Algorithmic public relations

As a result, solutions like the Test and Trace for COVID are met with some anxiety from the general public even if it is being endorsed by the medical community and the fact that it relies heavily on technology platforms for rollout and for consistency. That means, quite possibly, that consumers or businesses will have to share data with the government through these platforms of Google or of Apple. This ushers in a new era in which there is a term called algorithmic PR, which focuses on how data is being used for delivering information through platforms like Google My Business. Algorithmic PR is going to be involved in analysing the data that comes from wearables, hearables, and smart home devices to create metadata that will become the basis for communication going back out into the marketplace. What’s interesting is that metadata can be categorised or gathered by geography, by demographic, maybe even by weight, height, or physiology, since the same health profiles around the world are impacted, rather than people simply grouped by geography or by culture, as demonstrated by COVID. 

If you have newsletters, there is the GDPR which are the guidelines on compliance and taking people’s information without them knowing, so keep your consumer in mind when sharing their information. It’s important that they feel reassurance of the safety of the information they will be sharing, because otherwise, the data will not be forthcoming and people will start to rebel against using those. The benefits of the wearable technology, the benefits of cameras in stores for monitoring quality control procedures, and of using RFID tags will be circumvented by people deciding to turn off the data collection. When it comes to algorithmic PR, which is the use of the data from what people say and, when using that to create new content and sharing that across platforms, keep the benefits of that data, but be responsible in the use of it, and part of that responsibility is going to be communicating to people how it’s being gathered.

Intimate relations

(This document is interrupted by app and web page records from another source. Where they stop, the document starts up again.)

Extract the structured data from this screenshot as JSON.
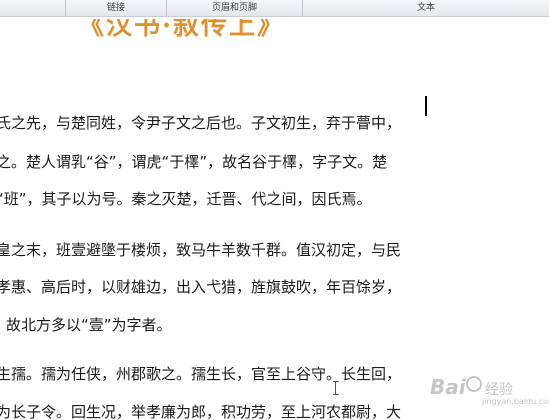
{
  "ribbon": {
    "groups": [
      "链接",
      "页眉和页脚",
      "文本"
    ]
  },
  "document": {
    "title": "《汉书·叙传上》",
    "lines": [
      "氏之先，与楚同姓，令尹子文之后也。子文初生，弃于瞢中，",
      "之。楚人谓乳“谷”，谓虎“于檡”，故名谷于檡，字子文。楚",
      "“班”，其子以为号。秦之灭楚，迁晋、代之间，因氏焉。",
      "皇之末，班壹避墬于楼烦，致马牛羊数千群。值汉初定，与民",
      "孝惠、高后时，以财雄边，出入弋猎，旌旗鼓吹，年百馀岁，",
      "故北方多以“壹”为字者。",
      "生孺。孺为任侠，州郡歌之。孺生长，官至上谷守。长生回，",
      "为长子令。回生况，举孝廉为郎，积功劳，至上河农都尉，大"
    ]
  },
  "watermark": {
    "logo": "Bai",
    "sub": "经验",
    "url": "jingyan.baidu.com"
  }
}
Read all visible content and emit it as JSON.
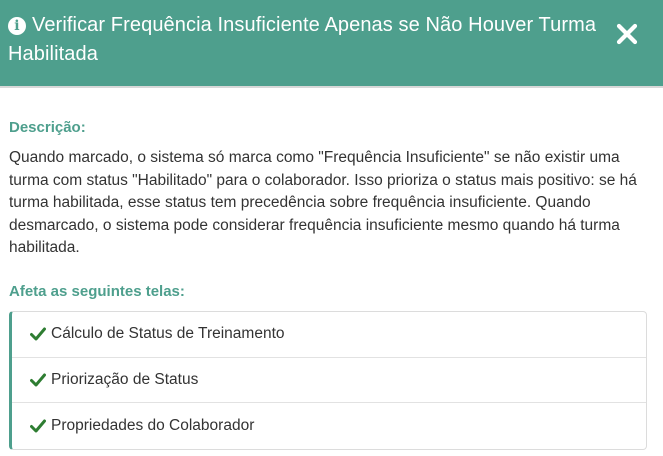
{
  "header": {
    "title": "Verificar Frequência Insuficiente Apenas se Não Houver Turma Habilitada",
    "info_icon": "info-circle-icon",
    "close_icon": "close-icon"
  },
  "description": {
    "title": "Descrição:",
    "text": "Quando marcado, o sistema só marca como \"Frequência Insuficiente\" se não existir uma turma com status \"Habilitado\" para o colaborador. Isso prioriza o status mais positivo: se há turma habilitada, esse status tem precedência sobre frequência insuficiente. Quando desmarcado, o sistema pode considerar frequência insuficiente mesmo quando há turma habilitada."
  },
  "affects": {
    "title": "Afeta as seguintes telas:",
    "items": [
      {
        "label": "Cálculo de Status de Treinamento",
        "icon": "check-icon"
      },
      {
        "label": "Priorização de Status",
        "icon": "check-icon"
      },
      {
        "label": "Propriedades do Colaborador",
        "icon": "check-icon"
      }
    ]
  },
  "colors": {
    "header_bg": "#4e9f8d",
    "accent": "#4e9f8d",
    "check": "#2e7d32",
    "text": "#333333"
  }
}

The SPEAK|pr program talks about three different audience groups: internal, external, and allies, and with this, wearables, hearables, and smart home devices are creating a level of granularity in those audience groups that could never have been imagined when it comes to PR. Maybe it will be time to replace the word “public relations” with “intimate relations,” because the data that is going to be coming back from all these devices is increasingly personal, from the data produced as a result of wearing a watch, carrying a phone, making a purchase, or even now with smart home devices where lights can be turned on and off by command.

Looking at the UK NHS’ and the Singaporean government’s failure to gather data without partnering with iOS and Android, here is an issue where data protection is going to be collected by or through a third party, and so from a PR point of view, it’s going to be even more important than ever to collaborate and to be in alignment with those partners about the use of the data. As seen with the Cambridge Analytica, failure to have integrity with data can lead to the downfall of a company. With respect to public relations, wearable technology is a new paradigm, as it is a whole new product category that can drain whole new lines of business as well as create a whole new area when it comes to public relations or what can be considered intimate relations that business will need to address.

This article is based on a transcript from my Podcast SPEAK|pr, you can listen here.

Cover Photo by Mateo Abrahan on Unsplash

Leave a comment

Your email address will not be published. Required fields are marked *